Excerpts from an interface dataset
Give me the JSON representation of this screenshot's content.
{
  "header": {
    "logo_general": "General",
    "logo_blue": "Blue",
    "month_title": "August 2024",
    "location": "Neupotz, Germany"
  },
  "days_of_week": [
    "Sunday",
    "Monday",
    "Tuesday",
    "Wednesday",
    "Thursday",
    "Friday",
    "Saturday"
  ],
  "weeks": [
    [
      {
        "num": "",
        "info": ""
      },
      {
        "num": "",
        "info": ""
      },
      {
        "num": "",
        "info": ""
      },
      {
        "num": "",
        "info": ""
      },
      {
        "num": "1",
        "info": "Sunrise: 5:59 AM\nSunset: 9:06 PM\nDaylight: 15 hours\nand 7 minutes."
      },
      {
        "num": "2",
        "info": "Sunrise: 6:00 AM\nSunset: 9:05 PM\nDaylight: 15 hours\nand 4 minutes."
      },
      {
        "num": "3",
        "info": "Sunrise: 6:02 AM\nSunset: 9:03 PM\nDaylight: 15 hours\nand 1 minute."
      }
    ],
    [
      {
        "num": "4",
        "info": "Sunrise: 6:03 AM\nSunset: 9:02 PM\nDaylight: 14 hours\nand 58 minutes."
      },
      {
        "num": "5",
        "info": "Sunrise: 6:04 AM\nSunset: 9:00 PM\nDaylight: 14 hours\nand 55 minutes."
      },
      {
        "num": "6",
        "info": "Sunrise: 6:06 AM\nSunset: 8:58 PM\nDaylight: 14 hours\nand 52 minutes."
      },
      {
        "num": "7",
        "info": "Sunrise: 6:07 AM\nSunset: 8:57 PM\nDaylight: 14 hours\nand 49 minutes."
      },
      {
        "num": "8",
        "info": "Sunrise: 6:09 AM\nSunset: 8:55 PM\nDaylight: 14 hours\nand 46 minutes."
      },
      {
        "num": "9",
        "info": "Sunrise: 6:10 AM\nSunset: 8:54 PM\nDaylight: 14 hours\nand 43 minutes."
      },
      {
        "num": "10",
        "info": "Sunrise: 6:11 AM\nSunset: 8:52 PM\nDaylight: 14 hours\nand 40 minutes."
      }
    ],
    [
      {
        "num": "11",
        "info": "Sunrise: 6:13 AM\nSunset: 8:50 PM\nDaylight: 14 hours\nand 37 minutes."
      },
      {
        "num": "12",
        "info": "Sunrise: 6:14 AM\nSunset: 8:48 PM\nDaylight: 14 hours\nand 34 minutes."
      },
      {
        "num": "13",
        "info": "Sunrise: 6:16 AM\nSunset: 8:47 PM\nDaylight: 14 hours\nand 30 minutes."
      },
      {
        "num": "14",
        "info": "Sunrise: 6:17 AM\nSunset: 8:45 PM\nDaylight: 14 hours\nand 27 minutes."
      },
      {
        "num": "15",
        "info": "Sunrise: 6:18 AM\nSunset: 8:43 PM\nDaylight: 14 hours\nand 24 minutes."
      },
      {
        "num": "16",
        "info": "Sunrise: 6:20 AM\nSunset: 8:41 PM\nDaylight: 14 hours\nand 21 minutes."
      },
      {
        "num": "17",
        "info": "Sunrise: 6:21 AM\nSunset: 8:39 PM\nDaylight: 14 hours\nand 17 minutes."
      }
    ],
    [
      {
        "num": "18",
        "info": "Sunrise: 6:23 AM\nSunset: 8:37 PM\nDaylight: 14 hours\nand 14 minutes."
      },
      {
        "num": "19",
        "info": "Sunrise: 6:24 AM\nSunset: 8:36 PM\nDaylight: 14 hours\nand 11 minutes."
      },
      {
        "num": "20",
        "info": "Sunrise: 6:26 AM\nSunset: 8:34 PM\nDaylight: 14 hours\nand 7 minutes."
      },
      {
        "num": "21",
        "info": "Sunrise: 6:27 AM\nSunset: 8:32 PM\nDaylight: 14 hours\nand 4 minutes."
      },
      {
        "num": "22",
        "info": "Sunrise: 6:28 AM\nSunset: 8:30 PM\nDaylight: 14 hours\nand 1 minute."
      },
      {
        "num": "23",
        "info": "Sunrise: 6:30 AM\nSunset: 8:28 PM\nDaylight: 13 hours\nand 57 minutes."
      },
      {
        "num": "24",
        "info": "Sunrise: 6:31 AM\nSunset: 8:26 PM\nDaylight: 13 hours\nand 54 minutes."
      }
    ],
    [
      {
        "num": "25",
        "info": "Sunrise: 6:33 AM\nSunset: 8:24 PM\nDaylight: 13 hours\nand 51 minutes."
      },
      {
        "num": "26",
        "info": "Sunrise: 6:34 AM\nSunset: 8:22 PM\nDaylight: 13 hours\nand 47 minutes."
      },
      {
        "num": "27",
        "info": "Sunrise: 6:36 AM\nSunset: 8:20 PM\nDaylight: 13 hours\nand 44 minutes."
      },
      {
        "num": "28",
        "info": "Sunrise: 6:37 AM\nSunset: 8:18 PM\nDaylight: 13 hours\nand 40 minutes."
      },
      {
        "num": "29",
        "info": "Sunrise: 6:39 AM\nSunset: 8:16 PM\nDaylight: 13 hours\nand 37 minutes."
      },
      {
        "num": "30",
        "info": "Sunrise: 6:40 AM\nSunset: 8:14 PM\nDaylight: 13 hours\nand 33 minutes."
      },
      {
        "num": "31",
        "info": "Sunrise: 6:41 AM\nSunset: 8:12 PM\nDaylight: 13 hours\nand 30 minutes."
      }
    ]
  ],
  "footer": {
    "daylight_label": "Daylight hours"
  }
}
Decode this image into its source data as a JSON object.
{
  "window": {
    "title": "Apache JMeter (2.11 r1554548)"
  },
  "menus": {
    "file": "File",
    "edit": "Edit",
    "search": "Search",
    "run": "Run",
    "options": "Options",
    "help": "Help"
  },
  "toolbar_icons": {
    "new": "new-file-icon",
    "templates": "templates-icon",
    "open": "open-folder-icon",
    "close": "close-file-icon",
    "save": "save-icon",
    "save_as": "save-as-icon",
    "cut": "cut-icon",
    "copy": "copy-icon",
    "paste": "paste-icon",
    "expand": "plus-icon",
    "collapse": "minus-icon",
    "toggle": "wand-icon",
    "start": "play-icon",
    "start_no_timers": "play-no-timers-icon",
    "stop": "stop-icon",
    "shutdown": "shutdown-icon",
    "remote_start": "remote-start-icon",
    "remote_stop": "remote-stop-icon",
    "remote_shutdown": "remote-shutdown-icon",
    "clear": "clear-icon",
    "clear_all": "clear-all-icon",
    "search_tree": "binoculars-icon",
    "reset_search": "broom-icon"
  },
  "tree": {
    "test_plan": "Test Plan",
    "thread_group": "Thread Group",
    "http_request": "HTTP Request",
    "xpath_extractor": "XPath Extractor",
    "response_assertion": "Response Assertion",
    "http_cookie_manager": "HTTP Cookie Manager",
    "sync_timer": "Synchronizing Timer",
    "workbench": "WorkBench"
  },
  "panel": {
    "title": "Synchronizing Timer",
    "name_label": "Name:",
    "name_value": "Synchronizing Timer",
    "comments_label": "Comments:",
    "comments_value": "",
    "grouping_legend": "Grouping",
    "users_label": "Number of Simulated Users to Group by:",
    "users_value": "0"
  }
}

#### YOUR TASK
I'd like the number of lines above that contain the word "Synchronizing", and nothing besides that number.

#### PROBLEM SOLUTION
3